Boko Haram has continued to target Christian churches and their congregations. Last Christmas the group claimed responsibility for a wave of Christmas Day bombings that killed dozens of worshippers across the country. In October this year, 30 Christian students were slain at a Nigerian university.
In Iran, several cases of Christian pastors being imprisoned for church work have drawn international attention in the past two years. Last week, an Iranian-born U.S. citizen was pulled off a bus and thrown in jail for Christian church work he did there before he emigrated to the United States.
In 2010, the imprisonment of Pastor Yousef Nadarkhani drew international attention when he was sentenced to death by the Iranian Supreme Court for apostasy. Mr. Nadarkhani was acquitted and released this year amid international pressure, but not before the court charged him with the crime of evangelizing Muslims.
Dozens of Iranian Christians are imprisoned or killed each year, Mr. Shortt writes in his chapter on Iran. The tense relationship between Muslims and non-Muslims there has been called “religious apartheid.” Religious and ethnic minorities face imprisonment, state-sanctioned discrimination and even death. The hardline government of Iranian President Mahmoud Ahmadinejad has maintained a disregard for the freedom of ethnic and religious minorities, according to Mr. Shortt.
“The clerical establishment retains its grip through a terror network — torture, arbitrary detention, disappearance, summary trial, and frequent use of the death penalty,” Mr. Shortt writes. “The past few years have seen a renewed crackdown on non-Muslims, especially Bahai’s and converts to Christianity.”
Muslims are not the only group to persecute Christians, a point Mr. Shortt emphasizes in his book. Hindus, Buddhists and communists have unleashed similar campaigns against Christian minorities to diminish their political and cultural influence.

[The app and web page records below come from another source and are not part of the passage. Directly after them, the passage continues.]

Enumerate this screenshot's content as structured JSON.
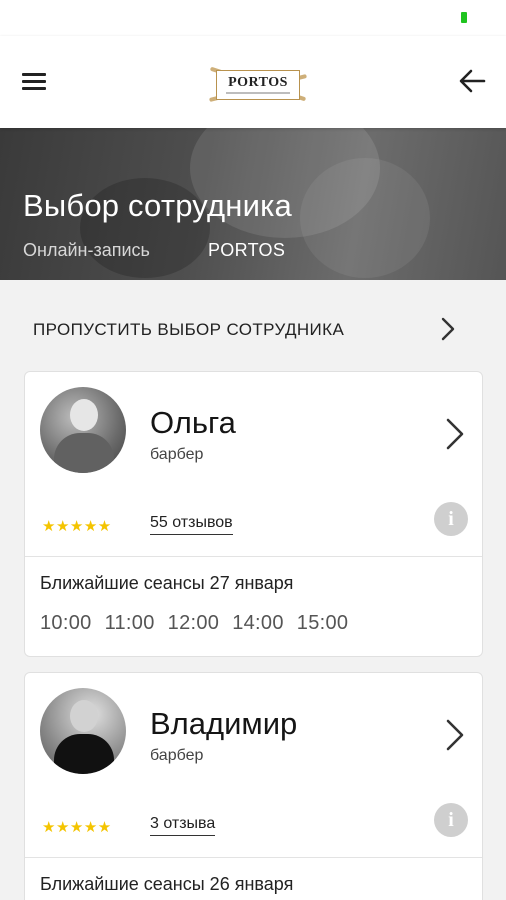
{
  "header": {
    "logo_text": "PORTOS",
    "menu_icon": "hamburger-icon",
    "back_icon": "arrow-left-icon"
  },
  "hero": {
    "title": "Выбор сотрудника",
    "breadcrumb": [
      "Онлайн-запись",
      "PORTOS"
    ]
  },
  "skip": {
    "label": "ПРОПУСТИТЬ ВЫБОР СОТРУДНИКА"
  },
  "employees": [
    {
      "name": "Ольга",
      "role": "барбер",
      "rating_stars": "★★★★★",
      "rating": 5,
      "reviews": "55 отзывов",
      "sessions_title": "Ближайшие сеансы 27 января",
      "slots": [
        "10:00",
        "11:00",
        "12:00",
        "14:00",
        "15:00"
      ]
    },
    {
      "name": "Владимир",
      "role": "барбер",
      "rating_stars": "★★★★★",
      "rating": 5,
      "reviews": "3 отзыва",
      "sessions_title": "Ближайшие сеансы 26 января",
      "slots": []
    }
  ],
  "colors": {
    "status_indicator": "#1fc41f",
    "stars": "#f4c400",
    "logo_accent": "#c9a66a"
  }
}
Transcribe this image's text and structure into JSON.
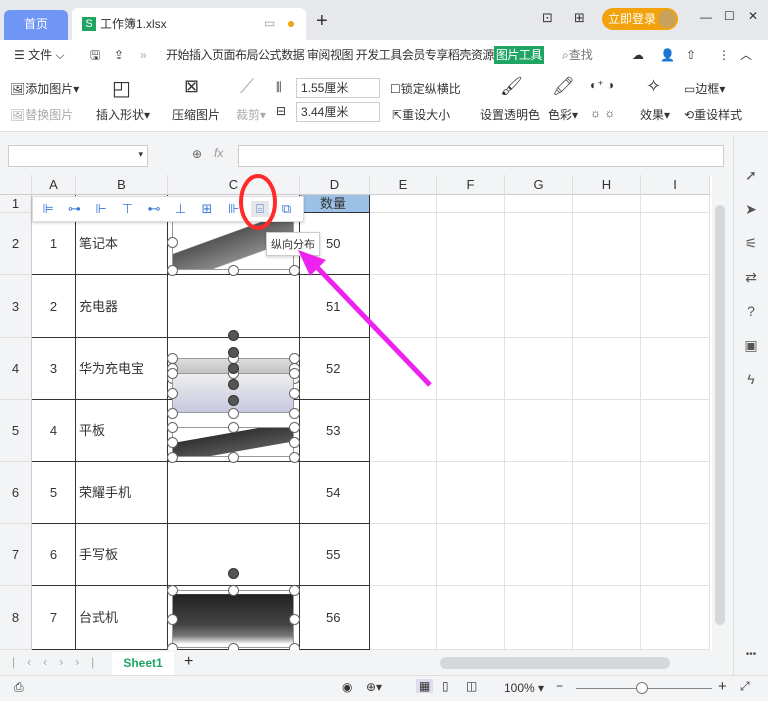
{
  "tabs": {
    "home": "首页",
    "doc": "工作簿1.xlsx",
    "new": "+"
  },
  "titlebar": {
    "login": "立即登录"
  },
  "menu": {
    "file": "文件",
    "items": [
      "开始",
      "插入",
      "页面布局",
      "公式",
      "数据",
      "审阅",
      "视图",
      "开发工具",
      "会员专享",
      "稻壳资源"
    ],
    "active": "图片工具",
    "search": "查找"
  },
  "ribbon": {
    "add_picture": "添加图片",
    "replace_picture": "替换图片",
    "insert_shape": "插入形状",
    "compress": "压缩图片",
    "crop": "裁剪",
    "height": "1.55厘米",
    "width": "3.44厘米",
    "lock_ratio": "锁定纵横比",
    "reset_size": "重设大小",
    "transparent": "设置透明色",
    "color": "色彩",
    "effects": "效果",
    "border": "边框",
    "reset_style": "重设样式"
  },
  "formula": {
    "fx": "fx"
  },
  "columns": [
    "A",
    "B",
    "C",
    "D",
    "E",
    "F",
    "G",
    "H",
    "I"
  ],
  "rows": [
    {
      "num": "1",
      "a": "",
      "b": "",
      "d": "数量"
    },
    {
      "num": "2",
      "a": "1",
      "b": "笔记本",
      "d": "50"
    },
    {
      "num": "3",
      "a": "2",
      "b": "充电器",
      "d": "51"
    },
    {
      "num": "4",
      "a": "3",
      "b": "华为充电宝",
      "d": "52"
    },
    {
      "num": "5",
      "a": "4",
      "b": "平板",
      "d": "53"
    },
    {
      "num": "6",
      "a": "5",
      "b": "荣耀手机",
      "d": "54"
    },
    {
      "num": "7",
      "a": "6",
      "b": "手写板",
      "d": "55"
    },
    {
      "num": "8",
      "a": "7",
      "b": "台式机",
      "d": "56"
    }
  ],
  "tooltip": "纵向分布",
  "sheet": {
    "name": "Sheet1"
  },
  "status": {
    "zoom": "100%"
  },
  "colors": {
    "accent": "#1fa463",
    "annotation_circle": "#ff2a2a",
    "annotation_arrow": "#ee22ee",
    "login": "#f2a20c"
  }
}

However, the intensity of the Islamist campaign against Christianity cannot be ignored. The political unrest in the Middle East will have a significant bearing on the fate of Christians in the region. The watching world optimistically hoped the Arab Spring would lead to democracy and greater freedom for all citizens, but those countries are systematically installing Islamist governments that do not bode well for individual liberty.

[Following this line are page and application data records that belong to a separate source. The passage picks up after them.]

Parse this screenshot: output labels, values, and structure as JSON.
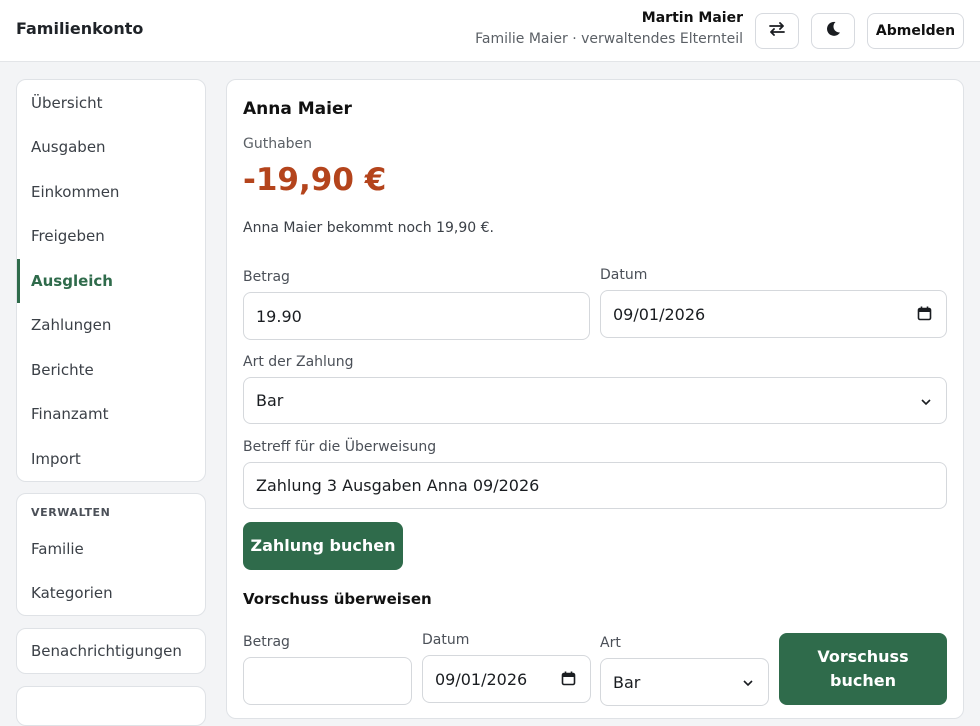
{
  "header": {
    "app_title": "Familienkonto",
    "user_name": "Martin Maier",
    "user_role": "Familie Maier · verwaltendes Elternteil",
    "swap_icon": "swap-icon",
    "theme_icon": "moon-icon",
    "logout_label": "Abmelden"
  },
  "nav": {
    "items": [
      {
        "label": "Übersicht"
      },
      {
        "label": "Ausgaben"
      },
      {
        "label": "Einkommen"
      },
      {
        "label": "Freigeben"
      },
      {
        "label": "Ausgleich",
        "active": true
      },
      {
        "label": "Zahlungen"
      },
      {
        "label": "Berichte"
      },
      {
        "label": "Finanzamt"
      },
      {
        "label": "Import"
      }
    ],
    "manage_heading": "VERWALTEN",
    "manage_items": [
      {
        "label": "Familie"
      },
      {
        "label": "Kategorien"
      }
    ],
    "notifications_label": "Benachrichtigungen"
  },
  "main": {
    "person_name": "Anna Maier",
    "balance_label": "Guthaben",
    "balance_value": "-19,90 €",
    "balance_note": "Anna Maier bekommt noch 19,90 €.",
    "payment": {
      "amount_label": "Betrag",
      "amount_value": "19.90",
      "date_label": "Datum",
      "date_value": "09/01/2026",
      "type_label": "Art der Zahlung",
      "type_value": "Bar",
      "reference_label": "Betreff für die Überweisung",
      "reference_value": "Zahlung 3 Ausgaben Anna 09/2026",
      "submit_label": "Zahlung buchen"
    },
    "advance": {
      "heading": "Vorschuss überweisen",
      "amount_label": "Betrag",
      "amount_value": "",
      "date_label": "Datum",
      "date_value": "09/01/2026",
      "type_label": "Art",
      "type_value": "Bar",
      "submit_label_line1": "Vorschuss",
      "submit_label_line2": "buchen"
    }
  },
  "colors": {
    "accent": "#2f6b4b",
    "negative_balance": "#b4441c"
  }
}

Religious liberty “is the canary in the mine for liberty more generally,” declares the publisher of “Christianophobia.” The fate of Christians reveals a great deal about the state of democracy and freedom in countries that have seen upheaval and uncertainty in the wake of the Arab Spring.

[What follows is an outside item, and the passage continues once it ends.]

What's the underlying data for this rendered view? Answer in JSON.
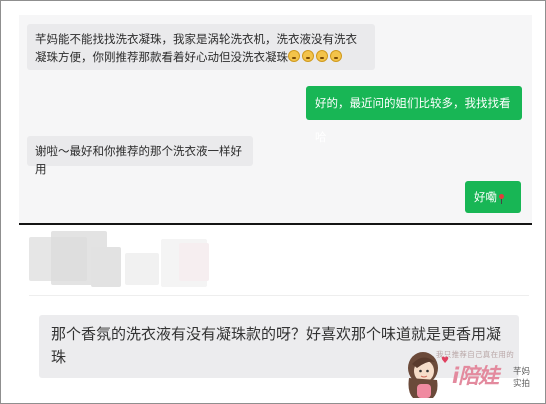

“If people are allowed to believe what they want, the implication of that is that their dignity is respected,” Mr. Shortt said. “By and large, countries that don’t allow freedom of belief tend not to allow other freedoms either.”
“Christianophobia” was published by Rider in the United Kingdom in November and will be released by Eerdmans Publishing in the U.S. this spring.
Michal Conger is a digital editor for Times247.